On May 9 Wisconsin Gov. Jim Doyle (D) announced WisconsinCare, a new health initiative to replace the state’s embattled SeniorCare program. The new program will become effective January 1, 2008, and all SeniorCare participants will automatically be eligible.
Like its predecessor, WisconsinCare will provide enrollees with prescription drugs, but participants will have to choose their drug coverage from a Medicare Part D plan. SeniorCare–the state’s prescription drug program, partly funded by the federal government–included bigger government subsidies than Medicare Part D and was enormously popular among the state’s seniors due to its ease of access and low cost.
“WisconsinCare will provide seniors and people with disabilities access to life-saving prescription drugs at a price they can afford,” Doyle said at a May 9 press conference. “By filling donut holes [i.e., coverage gaps], using one-page applications, and providing access to affordable prescription drugs, WisconsinCare will protect our seniors–our greatest generation, who ask very little of their government and deserve so much in return.”
As the federal ball has been rolling on Medicare Part D, Doyle, Sen. Russ Feingold (D), and other Wisconsin politicians had been asking the U.S. Department of Health and Human Services (HHS) to extend SeniorCare for almost two years. Though HHS agreed in October 2005 to keep SeniorCare going, unchanged, until June 2007, requests for further extensions were denied in April, effectively ending the program.
Supporters tried to extend SeniorCare by including language as a rider on the Iraq War Supplemental budget bill in an effort to maintain pressure on the administration and HHS to take a longer-term look at the program. President George W. Bush, however, vetoed the war bill on May 2.

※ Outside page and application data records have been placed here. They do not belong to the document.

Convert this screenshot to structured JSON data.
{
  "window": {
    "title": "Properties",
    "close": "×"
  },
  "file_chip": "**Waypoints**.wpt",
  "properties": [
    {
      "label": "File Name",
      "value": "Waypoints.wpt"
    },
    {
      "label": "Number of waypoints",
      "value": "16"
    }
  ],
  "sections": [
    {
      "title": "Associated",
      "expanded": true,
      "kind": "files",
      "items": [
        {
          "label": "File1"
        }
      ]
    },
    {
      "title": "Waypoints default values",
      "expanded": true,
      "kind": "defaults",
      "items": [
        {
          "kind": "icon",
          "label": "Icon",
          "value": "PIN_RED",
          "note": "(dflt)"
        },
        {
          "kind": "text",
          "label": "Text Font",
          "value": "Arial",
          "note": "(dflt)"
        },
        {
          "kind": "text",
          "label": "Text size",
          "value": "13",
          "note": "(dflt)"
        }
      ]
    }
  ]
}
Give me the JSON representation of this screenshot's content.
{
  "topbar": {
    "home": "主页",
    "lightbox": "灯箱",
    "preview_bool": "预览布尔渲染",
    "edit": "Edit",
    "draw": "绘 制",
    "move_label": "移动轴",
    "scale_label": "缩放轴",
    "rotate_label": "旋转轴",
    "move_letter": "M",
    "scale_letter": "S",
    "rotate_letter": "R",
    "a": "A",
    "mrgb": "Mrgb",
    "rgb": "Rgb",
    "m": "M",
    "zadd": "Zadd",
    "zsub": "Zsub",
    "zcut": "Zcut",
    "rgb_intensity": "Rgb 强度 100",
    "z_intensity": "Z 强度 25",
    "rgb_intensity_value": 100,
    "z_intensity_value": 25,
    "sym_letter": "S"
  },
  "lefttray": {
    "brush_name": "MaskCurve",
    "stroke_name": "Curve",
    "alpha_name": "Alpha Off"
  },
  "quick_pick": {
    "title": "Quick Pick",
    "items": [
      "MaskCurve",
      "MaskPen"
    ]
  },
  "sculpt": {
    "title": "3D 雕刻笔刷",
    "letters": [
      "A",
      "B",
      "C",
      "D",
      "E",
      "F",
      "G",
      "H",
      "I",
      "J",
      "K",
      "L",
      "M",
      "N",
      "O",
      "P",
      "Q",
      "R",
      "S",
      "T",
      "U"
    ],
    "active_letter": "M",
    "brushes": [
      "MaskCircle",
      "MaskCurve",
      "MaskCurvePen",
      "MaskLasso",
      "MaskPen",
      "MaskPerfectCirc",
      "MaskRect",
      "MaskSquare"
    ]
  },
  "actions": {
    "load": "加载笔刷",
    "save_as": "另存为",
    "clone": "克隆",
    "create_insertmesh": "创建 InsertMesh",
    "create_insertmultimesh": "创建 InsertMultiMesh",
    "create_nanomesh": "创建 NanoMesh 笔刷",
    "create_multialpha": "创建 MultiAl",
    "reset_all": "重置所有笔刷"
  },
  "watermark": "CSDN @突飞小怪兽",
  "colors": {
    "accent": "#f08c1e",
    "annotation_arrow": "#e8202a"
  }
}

Ashley Glacel, press secretary for the Senate Special Committee on Aging, said SeniorCare differs from Medicare Part D in that it has no asset test and helps a large number of low-income seniors who now face higher costs and less-comprehensive coverage than they enjoyed under SeniorCare.
“It certainly affect[s] their quality of life and health,” Glacel said. “It [is] life-altering.”
Not only did the vast majority of SeniorCare members receive more comprehensive coverage than is available under Medicare Part D, but the cost of those drugs was lower because SeniorCare operated under a Medicaid waiver that enabled the state to negotiate with suppliers for lower prices on prescription drugs.
Though other states ran programs under similar waivers, they were either terminated or transformed into wraparound programs when Medicare Part D began, Glacel said. Wisconsin was the last holdout.
In a March 2 letter to HHS Secretary Michael Leavitt, several Wisconsin politicians wrote, “The SeniorCare waiver has consistently achieved budget neutrality and has, in fact, saved $669 million in Medicaid funding. These savings are the direct result of reduced Medicaid payments for hospital and nursing home care because seniors with SeniorCare prescription drug coverage have stayed healthier longer.”
SeniorCare’s key element lowers the average annual cost of participation in the program to $617, versus $1,174 for a Part D enrollee–significant savings to both taxpayers and the federal government, the letter said.
“SeniorCare is everything that a government program should be,” said Rep. Tammy Baldwin (D-WI), who signed the letter. “It’s effective, cost-saving, uncomplicated, and popular. I hope the Bush administration will ultimately reverse its decision to end this highly valued, money-saving program.”
George Lightbourn, a senior fellow at the Wisconsin Policy Research Institute, a free-market think tank, said eliminating SeniorCare is a “move backward, away from free-market principles.”
“It is troubling that the prime reason to disallow the continuation of Senior Care is that Wisconsin stands as the last state not fully participating in Medicare Part D,” Lightbourn explained. “It has historically been beneficial to allow states to experiment with the delivery of programs to meet their unique local characteristics. One-size-fits-all approaches to health care policy seem to be a precursor to a standardized approach to the provision of health care.”
Though SeniorCare and Medicare Part D share many characteristics, such as age thresholds and care deductibles, SeniorCare is very popular with seniors in Wisconsin largely because it is more straightforward than Medicare Part D, Lightbourn said.
“There are even a number of people who signed up for SeniorCare knowing they were probably not eligible for benefits because they understand the program’s parameters,” Lightbourn said. “In that sense, SeniorCare is more transparent than Medicare Part D. [Transparency] is always helpful in ensuring well operating health care markets.”
David Salvo ([email protected]) writes from Indiana.
For more information …
Letter to HHS Secretary Mike Leavitt, http://feingold.senate.gov/pdf/ltr_030207_Leavitt_SeniorCare.pdf.